The concerns are the usual bugbears: anonymous bullying via bulletin boards, and access to inappropriate material. Apparently only about one per cent of children have some form of content blocker in place, while a third of primary school (7-12) children have mobiles, a figure that rises to 96 per cent once they reach secondary.

Mobiles present a very private interface to the internet, which may be harder for parents to police than a desktop computer they can see being used – depending on the location of that computer. In the UK Carphone Warehouse are expanding into laptop computers for just that reason - they believe the personal and private experience will drive families into multiple computer ownership.

It's hard to imagine Japan really banning children from using mobile data services, though the panel has reported to Prime Minister Yasuo Fukuda who told reporters: "It is true that the use of mobile phones causes various problems... First of all, I wonder if there is any need for children to possess mobile phones."

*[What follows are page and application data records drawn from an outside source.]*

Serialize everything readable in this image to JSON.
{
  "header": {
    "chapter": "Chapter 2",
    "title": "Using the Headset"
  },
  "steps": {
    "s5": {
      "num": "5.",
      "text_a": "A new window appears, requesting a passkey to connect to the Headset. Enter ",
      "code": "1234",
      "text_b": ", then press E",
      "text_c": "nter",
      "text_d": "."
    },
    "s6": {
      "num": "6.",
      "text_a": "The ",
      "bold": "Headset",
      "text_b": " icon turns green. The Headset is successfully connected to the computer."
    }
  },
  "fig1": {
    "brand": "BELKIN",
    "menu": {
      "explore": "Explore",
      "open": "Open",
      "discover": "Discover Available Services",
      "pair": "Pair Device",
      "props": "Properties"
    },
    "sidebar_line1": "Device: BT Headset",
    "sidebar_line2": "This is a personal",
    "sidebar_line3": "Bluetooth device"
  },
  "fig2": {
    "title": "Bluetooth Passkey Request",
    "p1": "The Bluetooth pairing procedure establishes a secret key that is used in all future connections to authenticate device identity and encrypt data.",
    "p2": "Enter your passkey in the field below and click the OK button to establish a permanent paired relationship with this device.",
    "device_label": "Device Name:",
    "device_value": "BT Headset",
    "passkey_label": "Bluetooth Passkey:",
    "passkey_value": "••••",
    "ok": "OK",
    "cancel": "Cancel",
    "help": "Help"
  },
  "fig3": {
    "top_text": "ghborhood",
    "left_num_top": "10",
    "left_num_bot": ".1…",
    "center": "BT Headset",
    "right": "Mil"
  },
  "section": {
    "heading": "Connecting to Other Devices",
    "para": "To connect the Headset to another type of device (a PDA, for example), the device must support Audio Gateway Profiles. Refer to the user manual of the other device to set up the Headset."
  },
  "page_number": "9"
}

The average age for getting your first mobile phone is eight in the UK. The models given to children don't generally have access to the kind of data services that might delivery inappropriate content, but it's only a matter of time.

Why children need phones isn't clear, but that's not stopped over-protective parents calling them safety devices. Calling for a ban on data services might make a nice headline but less draconian measures are more likely to be used, once they've been identified. ®

Next gen security for virtualised datacentres

More from The Register

next story
6 Obvious Reasons Why Facebook Will Ban This Article (Thank God)
Clampdown on clickbait ... and El Reg is OK with this
So, Apple won't sell cheap kit? Prepare the iOS garden wall WRECKING BALL
It can throw the low cost race if it looks to the cloud
EE fails to apologise for HUGE T-Mobile outage that hit Brits on Friday
Customer: 'Please change your name to occasionally somewhere'
Time Warner Cable customers SQUEAL as US network goes offline
A rude awakening: North Americans greeted with outage drama
We need less U.S. in our WWW – Euro digital chief Steelie Neelie
EC moves to shift status quo at Internet Governance Forum
BT customers face broadband and landline price hikes
Poor punters won't be affected, telecoms giant claims
prev story

Whitepapers

5 things you didn’t know about cloud backup
IT departments are embracing cloud backup, but there’s a lot you need to know before choosing a service provider. Learn all the critical things you need to know.
Implementing global e-invoicing with guaranteed legal certainty
Explaining the role local tax compliance plays in successful supply chain management and e-business and how leading global brands are addressing this.
Backing up Big Data
Solving backup challenges and “protect everything from everywhere,” as we move into the era of big data management and the adoption of BYOD.
Consolidation: The Foundation for IT Business Transformation
In this whitepaper learn how effective consolidation of IT and business resources can enable multiple, meaningful business benefits.
High Performance for All
While HPC is not new, it has traditionally been seen as a specialist area – is it now geared up to meet more mainstream requirements?